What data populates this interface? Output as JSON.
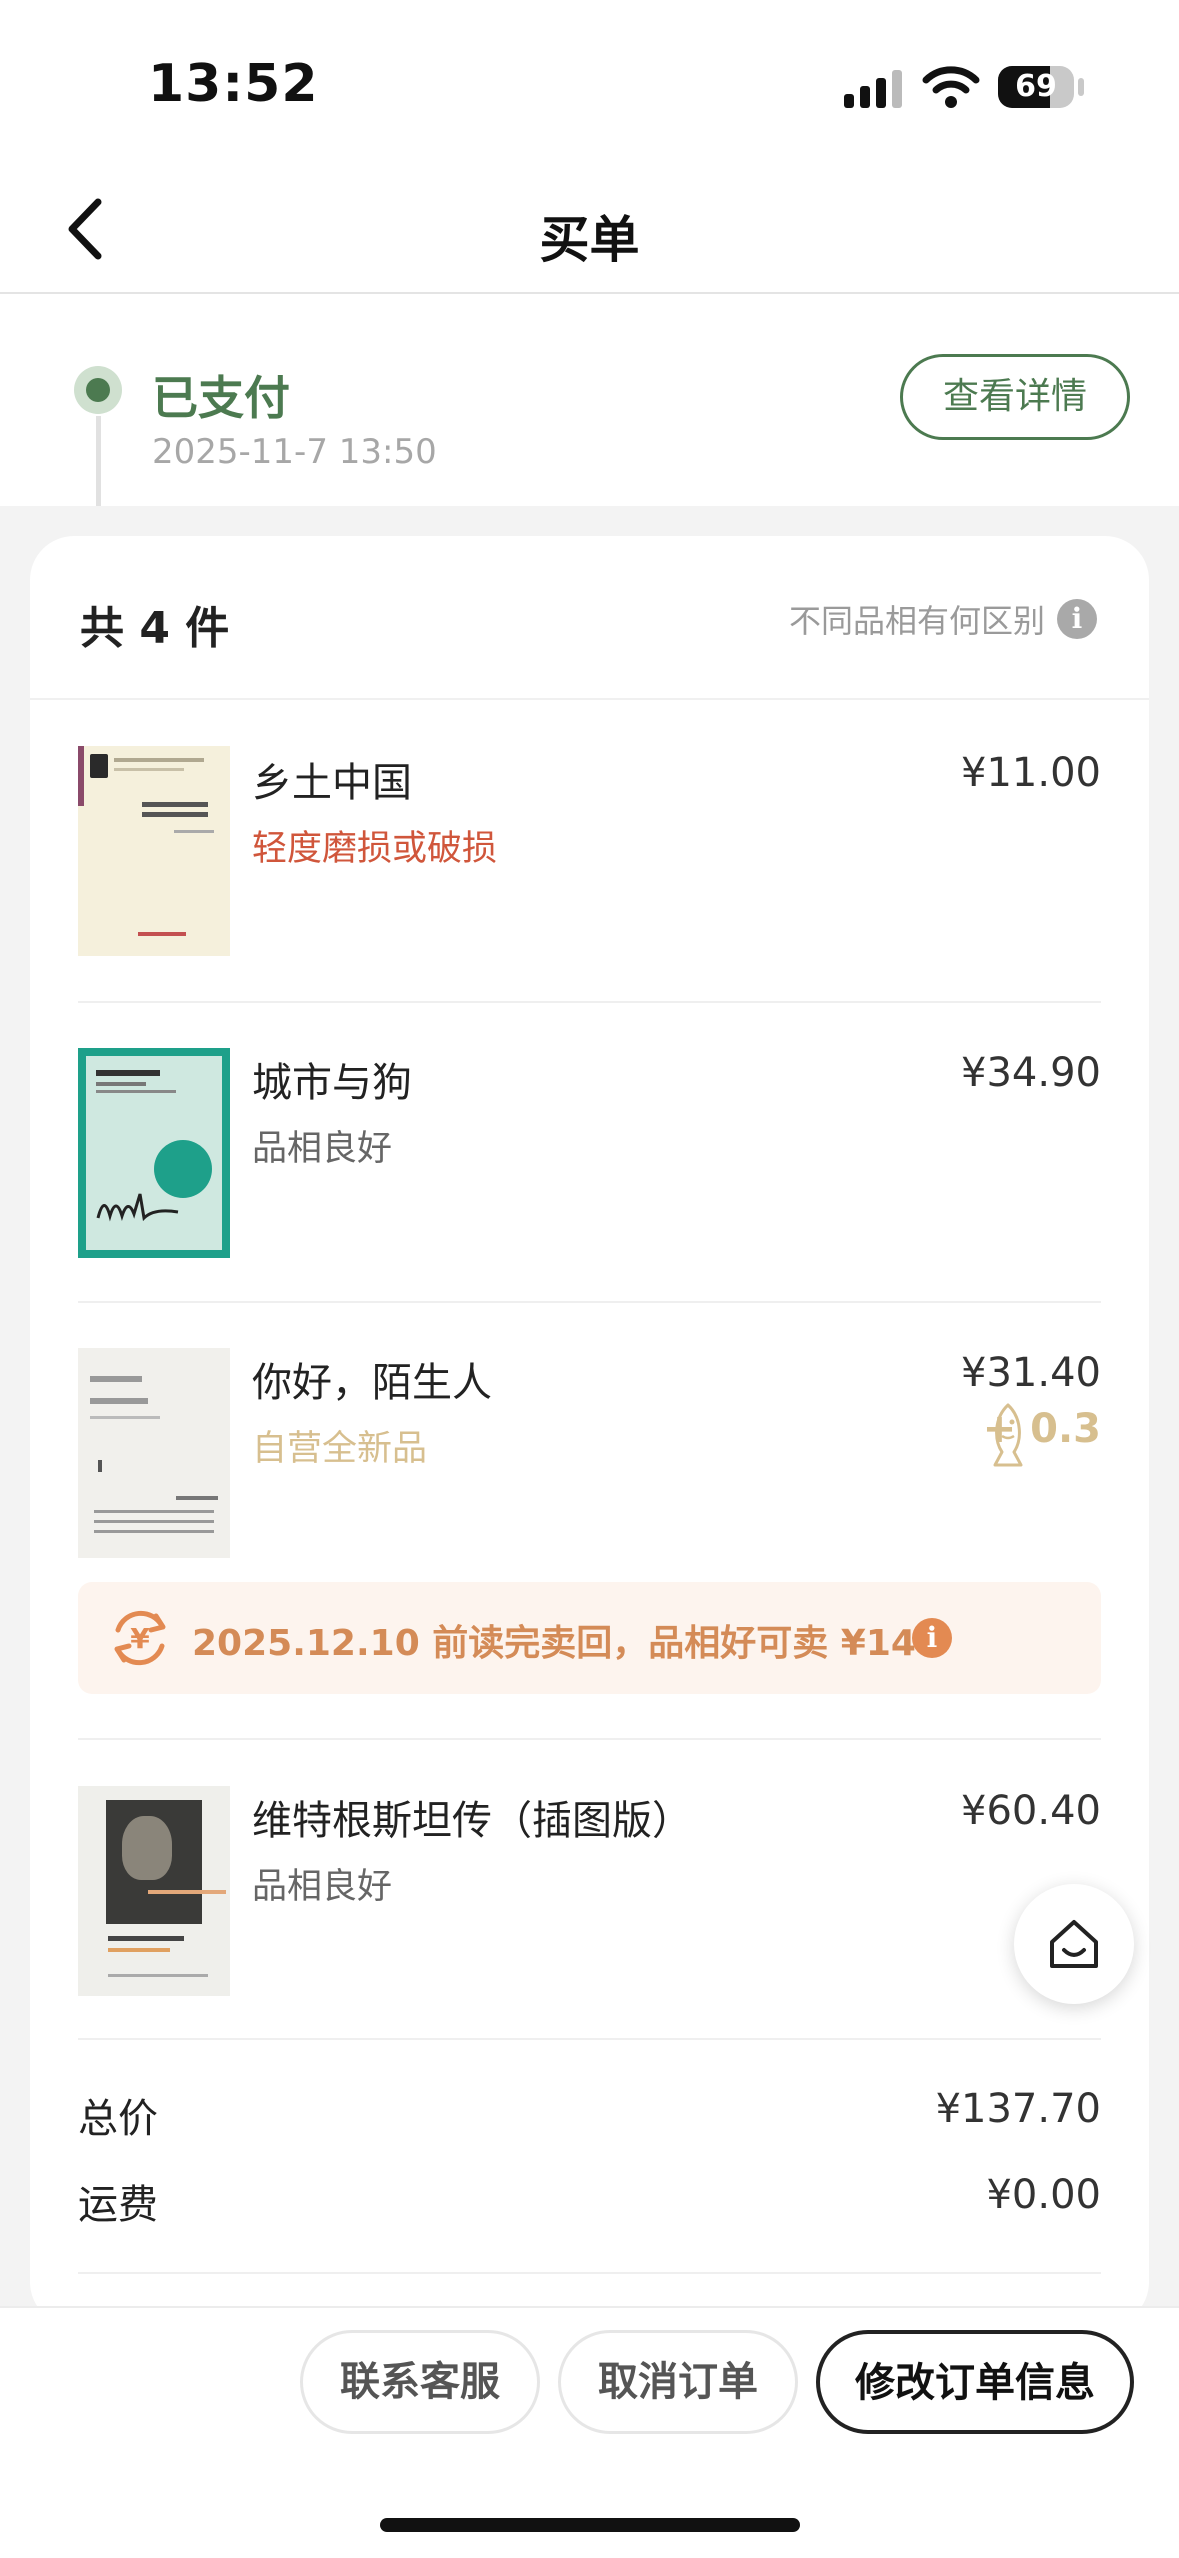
{
  "status_bar": {
    "time": "13:52",
    "battery": "69"
  },
  "nav": {
    "title": "买单"
  },
  "order_status": {
    "label": "已支付",
    "time": "2025-11-7 13:50",
    "detail_button": "查看详情"
  },
  "summary": {
    "count_label": "共 4 件",
    "condition_help": "不同品相有何区别"
  },
  "items": [
    {
      "title": "乡土中国",
      "condition": "轻度磨损或破损",
      "condition_color": "#d0563b",
      "price": "¥11.00"
    },
    {
      "title": "城市与狗",
      "condition": "品相良好",
      "condition_color": "#666666",
      "price": "¥34.90"
    },
    {
      "title": "你好，陌生人",
      "condition": "自营全新品",
      "condition_color": "#d7bf8f",
      "price": "¥31.40",
      "bonus": "+ 0.3"
    },
    {
      "title": "维特根斯坦传（插图版）",
      "condition": "品相良好",
      "condition_color": "#666666",
      "price": "¥60.40"
    }
  ],
  "sellback": {
    "text": "2025.12.10 前读完卖回，品相好可卖 ¥14"
  },
  "totals": {
    "total_label": "总价",
    "total_value": "¥137.70",
    "shipping_label": "运费",
    "shipping_value": "¥0.00"
  },
  "actions": {
    "contact": "联系客服",
    "cancel": "取消订单",
    "modify": "修改订单信息"
  },
  "colors": {
    "accent_green": "#4c7a50",
    "warning_red": "#d0563b",
    "orange": "#d48b57",
    "gold": "#d7bf8f"
  }
}
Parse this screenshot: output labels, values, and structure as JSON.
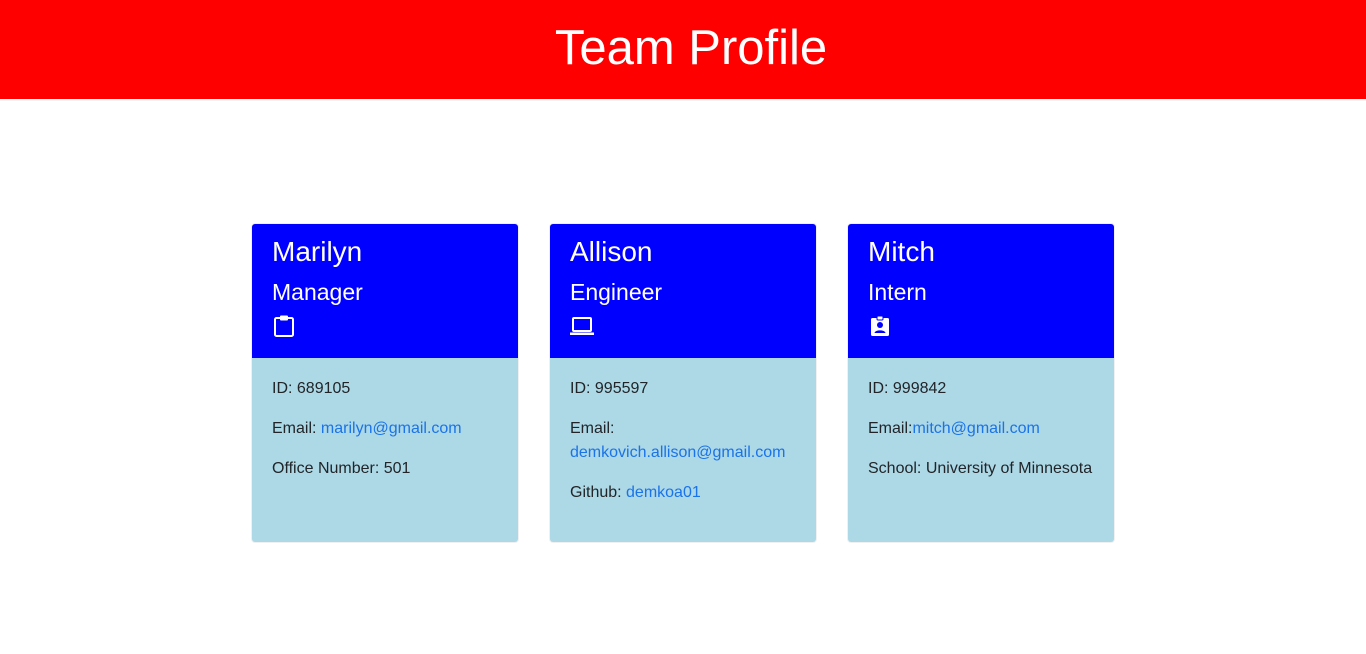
{
  "header": {
    "title": "Team Profile"
  },
  "colors": {
    "banner": "#ff0000",
    "card_header": "#0000ff",
    "card_body": "#add8e6",
    "link": "#1a73e8"
  },
  "cards": [
    {
      "name": "Marilyn",
      "role": "Manager",
      "icon": "clipboard-icon",
      "id_text": "ID: 689105",
      "email_label": "Email: ",
      "email": "marilyn@gmail.com",
      "extra_label": "Office Number: 501"
    },
    {
      "name": "Allison",
      "role": "Engineer",
      "icon": "laptop-icon",
      "id_text": "ID: 995597",
      "email_label": "Email:",
      "email": "demkovich.allison@gmail.com",
      "extra_label": "Github: ",
      "extra_link": "demkoa01"
    },
    {
      "name": "Mitch",
      "role": "Intern",
      "icon": "badge-icon",
      "id_text": "ID: 999842",
      "email_label": "Email:",
      "email": "mitch@gmail.com",
      "extra_label": "School: University of Minnesota"
    }
  ]
}
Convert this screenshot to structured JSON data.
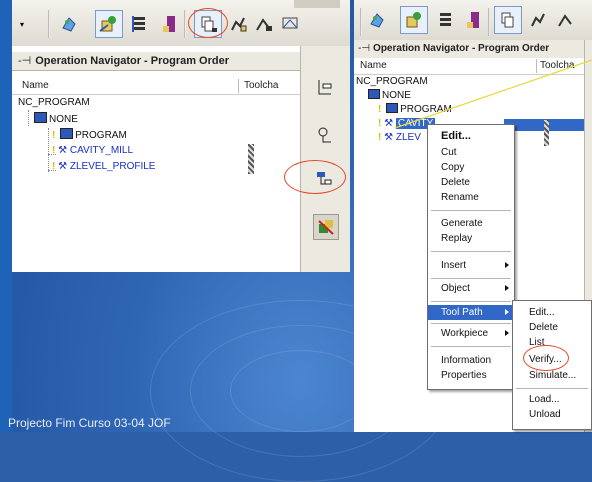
{
  "left_panel": {
    "navigator_title": "Operation Navigator - Program Order",
    "columns": [
      "Name",
      "Toolcha"
    ],
    "tree": [
      {
        "label": "NC_PROGRAM",
        "blue": false
      },
      {
        "label": "NONE",
        "blue": false
      },
      {
        "label": "PROGRAM",
        "blue": false
      },
      {
        "label": "CAVITY_MILL",
        "blue": true
      },
      {
        "label": "ZLEVEL_PROFILE",
        "blue": true
      }
    ]
  },
  "right_panel": {
    "navigator_title": "Operation Navigator - Program Order",
    "columns": [
      "Name",
      "Toolcha"
    ],
    "tree": [
      {
        "label": "NC_PROGRAM"
      },
      {
        "label": "NONE"
      },
      {
        "label": "PROGRAM"
      },
      {
        "label": "CAVITY"
      },
      {
        "label": "ZLEV"
      }
    ]
  },
  "context_menu": {
    "items": [
      "Edit...",
      "Cut",
      "Copy",
      "Delete",
      "Rename",
      "Generate",
      "Replay",
      "Insert",
      "Object",
      "Tool Path",
      "Workpiece",
      "Information",
      "Properties"
    ],
    "selected": "Tool Path"
  },
  "submenu": {
    "items": [
      "Edit...",
      "Delete",
      "List",
      "Verify...",
      "Simulate...",
      "Load...",
      "Unload"
    ],
    "highlighted": "Verify..."
  },
  "footer": "Projecto Fim Curso 03-04 JOF",
  "colors": {
    "selection": "#3168c8",
    "highlight_ellipse": "#e04a2a",
    "tree_blue": "#1a2ec8"
  }
}
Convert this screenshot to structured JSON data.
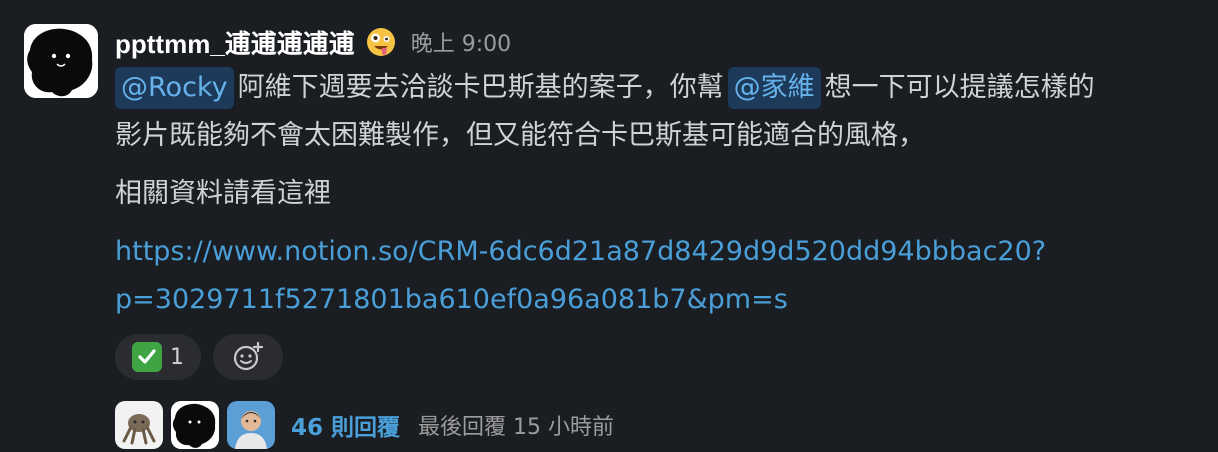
{
  "message": {
    "username": "ppttmm_逋逋逋逋逋",
    "status_emoji": "zany-face",
    "timestamp": "晚上 9:00",
    "line1": {
      "mention1": "@Rocky",
      "text1": "阿維下週要去洽談卡巴斯基的案子，你幫",
      "mention2": "@家維",
      "text2": "想一下可以提議怎樣的"
    },
    "line2": "影片既能夠不會太困難製作，但又能符合卡巴斯基可能適合的風格，",
    "line3": "相關資料請看這裡",
    "link_line1": "https://www.notion.so/CRM-6dc6d21a87d8429d9d520dd94bbbac20?",
    "link_line2": "p=3029711f5271801ba610ef0a96a081b7&pm=s"
  },
  "reactions": [
    {
      "emoji": "white-check-mark",
      "count": "1"
    }
  ],
  "thread": {
    "reply_count": "46 則回覆",
    "last_reply": "最後回覆 15 小時前"
  },
  "colors": {
    "background": "#1a1d21",
    "text": "#d1d2d3",
    "link": "#4a9fd8",
    "mention_bg": "#1d3a5b",
    "mention_text": "#66b2ea",
    "meta": "#9c9c9c"
  }
}
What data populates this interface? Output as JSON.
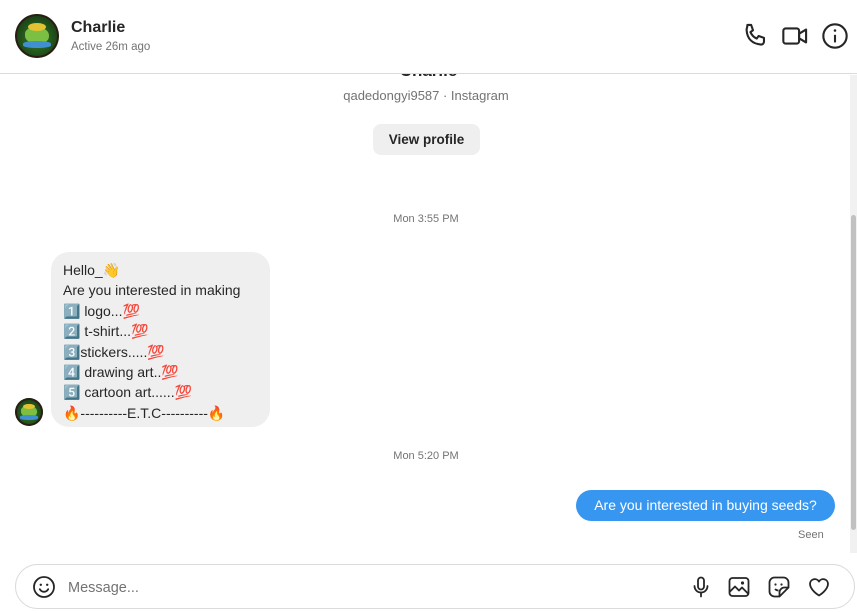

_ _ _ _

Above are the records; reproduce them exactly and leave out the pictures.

What data populates this interface? Output as JSON.
{
  "status_bar": {
    "time": "13:52",
    "battery": "69"
  },
  "nav": {
    "title": "买单"
  },
  "order_status": {
    "label": "已支付",
    "time": "2025-11-7 13:50",
    "detail_button": "查看详情"
  },
  "summary": {
    "count_label": "共 4 件",
    "condition_help": "不同品相有何区别"
  },
  "items": [
    {
      "title": "乡土中国",
      "condition": "轻度磨损或破损",
      "condition_color": "#d0563b",
      "price": "¥11.00"
    },
    {
      "title": "城市与狗",
      "condition": "品相良好",
      "condition_color": "#666666",
      "price": "¥34.90"
    },
    {
      "title": "你好，陌生人",
      "condition": "自营全新品",
      "condition_color": "#d7bf8f",
      "price": "¥31.40",
      "bonus": "+ 0.3"
    },
    {
      "title": "维特根斯坦传（插图版）",
      "condition": "品相良好",
      "condition_color": "#666666",
      "price": "¥60.40"
    }
  ],
  "sellback": {
    "text": "2025.12.10 前读完卖回，品相好可卖 ¥14"
  },
  "totals": {
    "total_label": "总价",
    "total_value": "¥137.70",
    "shipping_label": "运费",
    "shipping_value": "¥0.00"
  },
  "actions": {
    "contact": "联系客服",
    "cancel": "取消订单",
    "modify": "修改订单信息"
  },
  "colors": {
    "accent_green": "#4c7a50",
    "warning_red": "#d0563b",
    "orange": "#d48b57",
    "gold": "#d7bf8f"
  }
}
Parse this screenshot: output labels, values, and structure as JSON.
{
  "header": {
    "title": "Team Profile"
  },
  "colors": {
    "banner": "#ff0000",
    "card_header": "#0000ff",
    "card_body": "#add8e6",
    "link": "#1a73e8"
  },
  "cards": [
    {
      "name": "Marilyn",
      "role": "Manager",
      "icon": "clipboard-icon",
      "id_text": "ID: 689105",
      "email_label": "Email: ",
      "email": "marilyn@gmail.com",
      "extra_label": "Office Number: 501"
    },
    {
      "name": "Allison",
      "role": "Engineer",
      "icon": "laptop-icon",
      "id_text": "ID: 995597",
      "email_label": "Email:",
      "email": "demkovich.allison@gmail.com",
      "extra_label": "Github: ",
      "extra_link": "demkoa01"
    },
    {
      "name": "Mitch",
      "role": "Intern",
      "icon": "badge-icon",
      "id_text": "ID: 999842",
      "email_label": "Email:",
      "email": "mitch@gmail.com",
      "extra_label": "School: University of Minnesota"
    }
  ]
}
Convert this screenshot to structured JSON data.
{
  "left_panel": {
    "navigator_title": "Operation Navigator - Program Order",
    "columns": [
      "Name",
      "Toolcha"
    ],
    "tree": [
      {
        "label": "NC_PROGRAM",
        "blue": false
      },
      {
        "label": "NONE",
        "blue": false
      },
      {
        "label": "PROGRAM",
        "blue": false
      },
      {
        "label": "CAVITY_MILL",
        "blue": true
      },
      {
        "label": "ZLEVEL_PROFILE",
        "blue": true
      }
    ]
  },
  "right_panel": {
    "navigator_title": "Operation Navigator - Program Order",
    "columns": [
      "Name",
      "Toolcha"
    ],
    "tree": [
      {
        "label": "NC_PROGRAM"
      },
      {
        "label": "NONE"
      },
      {
        "label": "PROGRAM"
      },
      {
        "label": "CAVITY"
      },
      {
        "label": "ZLEV"
      }
    ]
  },
  "context_menu": {
    "items": [
      "Edit...",
      "Cut",
      "Copy",
      "Delete",
      "Rename",
      "Generate",
      "Replay",
      "Insert",
      "Object",
      "Tool Path",
      "Workpiece",
      "Information",
      "Properties"
    ],
    "selected": "Tool Path"
  },
  "submenu": {
    "items": [
      "Edit...",
      "Delete",
      "List",
      "Verify...",
      "Simulate...",
      "Load...",
      "Unload"
    ],
    "highlighted": "Verify..."
  },
  "footer": "Projecto Fim Curso 03-04 JOF",
  "colors": {
    "selection": "#3168c8",
    "highlight_ellipse": "#e04a2a",
    "tree_blue": "#1a2ec8"
  }
}
Convert this screenshot to structured JSON data.
{
  "message": {
    "username": "ppttmm_逋逋逋逋逋",
    "status_emoji": "zany-face",
    "timestamp": "晚上 9:00",
    "line1": {
      "mention1": "@Rocky",
      "text1": "阿維下週要去洽談卡巴斯基的案子，你幫",
      "mention2": "@家維",
      "text2": "想一下可以提議怎樣的"
    },
    "line2": "影片既能夠不會太困難製作，但又能符合卡巴斯基可能適合的風格，",
    "line3": "相關資料請看這裡",
    "link_line1": "https://www.notion.so/CRM-6dc6d21a87d8429d9d520dd94bbbac20?",
    "link_line2": "p=3029711f5271801ba610ef0a96a081b7&pm=s"
  },
  "reactions": [
    {
      "emoji": "white-check-mark",
      "count": "1"
    }
  ],
  "thread": {
    "reply_count": "46 則回覆",
    "last_reply": "最後回覆 15 小時前"
  },
  "colors": {
    "background": "#1a1d21",
    "text": "#d1d2d3",
    "link": "#4a9fd8",
    "mention_bg": "#1d3a5b",
    "mention_text": "#66b2ea",
    "meta": "#9c9c9c"
  }
}
What data populates this interface? Output as JSON.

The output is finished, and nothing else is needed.